While it may not have the head-scratching cosmic significance of the classic choice between Goobers and Raisinettes, or even the HD DVD vs. Blu-ray format war, the LCD vs. plasma question remains a hot topic. The casual shopper may simply want a flat panel TV no matter what the technology, but the serious videophile wants to know more.
I leave tomorrow for a week in Japan, courtesy of Sharp. We will, of course, visit Sharp factories, but another main event on the trip is CEATAC, the annual "Japanese CES." It actually isn't anywhere near as big as CES, but it is a show with a unique flavor all its own. And while I'm not sure we'll see anything we didn't see at the recent CEDIA Expo, you never know. Products are often introduced in Japan before they're exported overseas.
I uploaded my final blogs from CEDIA Expo 2006 on Tuesday. I returned Sunday and had intended to post them early Monday, but United Airlines delayed my luggage until Monday afternoon. It was very thoughtful of United to help me avoid schlepping home bags loaded with brochures, notes, my camera card reader, and the power supply for my laptop. They even hand delivered them to my home for me.
I've only been living with the new Optoma HD81 DLP projector for a little over a week, but it's already becoming obvious that new 1080p projectors selling for more than the Optoma's $7,000 price are likely to have a difficult time in the market. Even the sub-$7,000 price category is destined to be a battleground. There have already been announcements from Sony (SXRD), Mitsubishi (LCD), Panasonic (LCD), Sanyo (LCD), and BenQ (DLP) of new 1080p projectors priced lower, and in some cases considerably lower, than the Optoma. We expect to see more, and perhaps a lot more, such models at the 2006 CEDIA Expo in Denver later this week. We'll be reporting on them, and other new developments, in daily reports from the show floor. Stay tuned.

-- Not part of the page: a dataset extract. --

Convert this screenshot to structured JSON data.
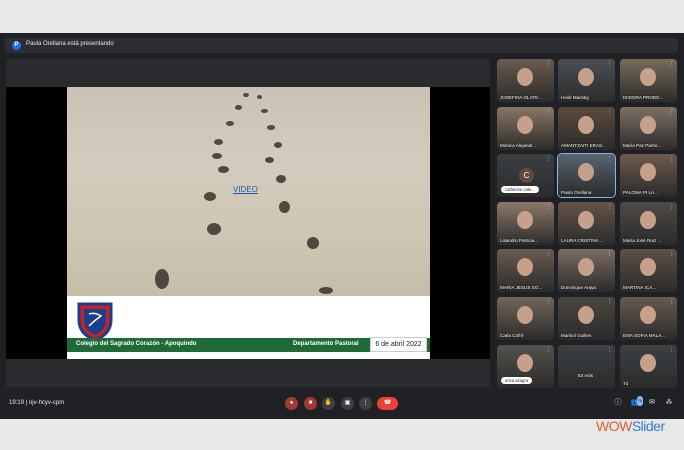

The Harman Specialty Group's booth was nearly set up for Thursday's official opening when we snapped these photos of the new Revel Ultima2 series. The tallest is the new Salon2 ($22,000/pair), the smaller floor-stander is the new Studio2 ($16,000/pair, not shown, but similarly styled) The others were the Gem2 (not shown) and Voice2 (photo below). The new Ultima2s will roll out gradually, with the Salon and Studio due around the first of the year and the other pieces scheduled in late winter or early spring 2007.
It's that time of year again. A nip in the air. The trees changing color. Well, OK, September is a bit early for either of those annual events, and in any case we rarely experience them in LA, but you get the idea. Fall is coming, and with it thoughts of new high definition programs, new formats, new video displays, new audio gear, and all that other indoor stuff that was pushed into the background by beaches, barbecues, and way too much of that unhealthy fresh air and sunshine.
As I reported in my news story on the recent <A HREF=" http://www.ultimateavmag.com/news/082006displaysearch/ ">DisplaySearch HDTV conference</A>, rear projection displays have lost much of their allure. Everyone, it seems, wants flat, Flat, FLAT! Plasma and LCD displays are hot, and many potential buyers see bulky rear projection displays as old school technology. Some folks even confuse them with CRT rear projection sets.
The August 2006 issue of <I>Popular Mechanics</I> devotes one entire page (!) to HD DVD. The main feature of the article is a comparison between HD DVD and the standard disc played back on a much less expensive, upconverting DVD player (an $80 Philips).
In mid-2005 the average selling price of a 50" plasma display began its yearlong plunge from over $5,000 to a June 2006 average of just above $3,000. The number of sets sold at the new prices more than tripled, even accounting for the traditionally hot fall (2005) selling season.